Violence and war have been all too commonplace in this century, and the victims of this violence are mostly civilian. Who can forget the massacres of millions in the Russian Revolution, the Holocaust, Japan, Cambodia, and Rwanda?
The leaders of the twenty-first century will have to understand that humanity cannot survive if it follows the ethics of the twentieth century. The twentieth century was marked by cynicism, hypocrisy, selfishness, greed, and the desire to please all without changing the status quo. Our lack of ethics has led to apathy, apathy to inaction, and our inaction is simply immoral.
Just last month, the Interaction Council presented a Universal Declaration of Human Responsibilities. It is hoped that in 1998, fifty years after the United Nations adopted the Universal Declaration of Human Rights, it will also adopt the complementary Universal Declaration of Human Responsibilities.

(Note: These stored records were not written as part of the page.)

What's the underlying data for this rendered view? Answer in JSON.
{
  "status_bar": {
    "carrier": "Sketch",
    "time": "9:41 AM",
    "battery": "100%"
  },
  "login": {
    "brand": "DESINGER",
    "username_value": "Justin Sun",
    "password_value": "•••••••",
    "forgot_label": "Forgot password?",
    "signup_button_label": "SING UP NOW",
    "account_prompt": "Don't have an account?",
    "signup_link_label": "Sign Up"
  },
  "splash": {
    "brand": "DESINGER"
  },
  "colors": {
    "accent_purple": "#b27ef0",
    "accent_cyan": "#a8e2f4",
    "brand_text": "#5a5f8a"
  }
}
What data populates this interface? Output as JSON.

The concept of human obligations also serves to balance the notions of freedom and responsibility.
A vision of human obligations is new only to some regions of the world. Many societies have traditionally conceived of human relations in terms of obligations rather than rights. This is generally true, for instance, in much of Eastern thought.
The concept of human obligations also serves to balance the notions of freedom and responsibility. The more freedom we enjoy, the greater the responsibility we bear toward others as well as ourselves. The more talents we possess, the bigger the responsibility we have to develop them to their fullest capacity.

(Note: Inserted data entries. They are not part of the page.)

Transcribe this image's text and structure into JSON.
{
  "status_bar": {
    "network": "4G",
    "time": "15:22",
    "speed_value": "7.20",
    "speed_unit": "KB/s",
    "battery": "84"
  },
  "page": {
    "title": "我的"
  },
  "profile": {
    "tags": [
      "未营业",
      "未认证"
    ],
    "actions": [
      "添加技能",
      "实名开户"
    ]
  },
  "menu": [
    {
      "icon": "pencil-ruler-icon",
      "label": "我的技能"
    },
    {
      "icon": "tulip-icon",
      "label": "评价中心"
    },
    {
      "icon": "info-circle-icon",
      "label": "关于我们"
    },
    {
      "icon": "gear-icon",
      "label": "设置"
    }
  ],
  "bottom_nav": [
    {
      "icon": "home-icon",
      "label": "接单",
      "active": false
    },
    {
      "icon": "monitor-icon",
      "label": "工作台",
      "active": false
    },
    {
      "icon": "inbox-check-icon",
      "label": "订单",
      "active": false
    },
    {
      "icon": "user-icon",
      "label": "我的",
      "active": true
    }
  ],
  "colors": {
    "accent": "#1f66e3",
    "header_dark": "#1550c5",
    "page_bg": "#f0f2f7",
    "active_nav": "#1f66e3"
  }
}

Unrestricted freedom is as dangerous as imposed social responsibility. Great social injustices have resulted from extreme economic freedom and capitalist greed, while at the same time cruel oppression of people’s basic liberties has been justified in the name of communist ideals and the common good.
Either extreme is undesirable. At present, with the disappearance of the East-West conflict and the end of the Cold War, with the failure of Marxist experiments and the gradual humanization of capitalism, humanity seems closer to the desired balance between freedom and responsibility.
The initiative to draft a Universal Declaration of Human Obligations is not only a way of balancing freedom with responsibility but also a means of reconciling ideologies and political views that were deemed antagonistic in the past.
Throughout the millennia, prophets, saints, and sages have implored us to take our responsibilities seriously. In our century, for example, Mahatma Gandhi preached on the seven social sins:
- Politics without principles
- Commerce without morality
- Wealth without work
- Education without character
- Science without humanity
- Pleasure without conscience
- Worship without sacrifice
The world cannot change without a transformation in human consciousness, and that transformation can only happen if we each assume certain obligations.
- If we want to be at peace with our fellow humans, and if we seek peace among nations, then we must start by developing inner peace.
- If we want to enjoy sustainable human development, we must be prepared to adapt our lifestyles to sustainable patterns of living.
- If we want to enjoy emotional security, we must remember that people should be valued based on who they are, not what they have. Real emotional security depends on our ability to give and receive love.
We have an obligation to develop our physical, emotional, intellectual, and spiritual capacities to their fullest.
There is a need for a new ethics. Politics makes no sense if it is not accompanied by responsibility and morality. The twenty-first century is going to be a peaceful one the day human beings become more important than arms.
Being global citizens means that no individual or nation can seek isolation from the plight of others. We must find the moral courage to work to overcome poverty, save the environment, and build a brighter future for the generations to come.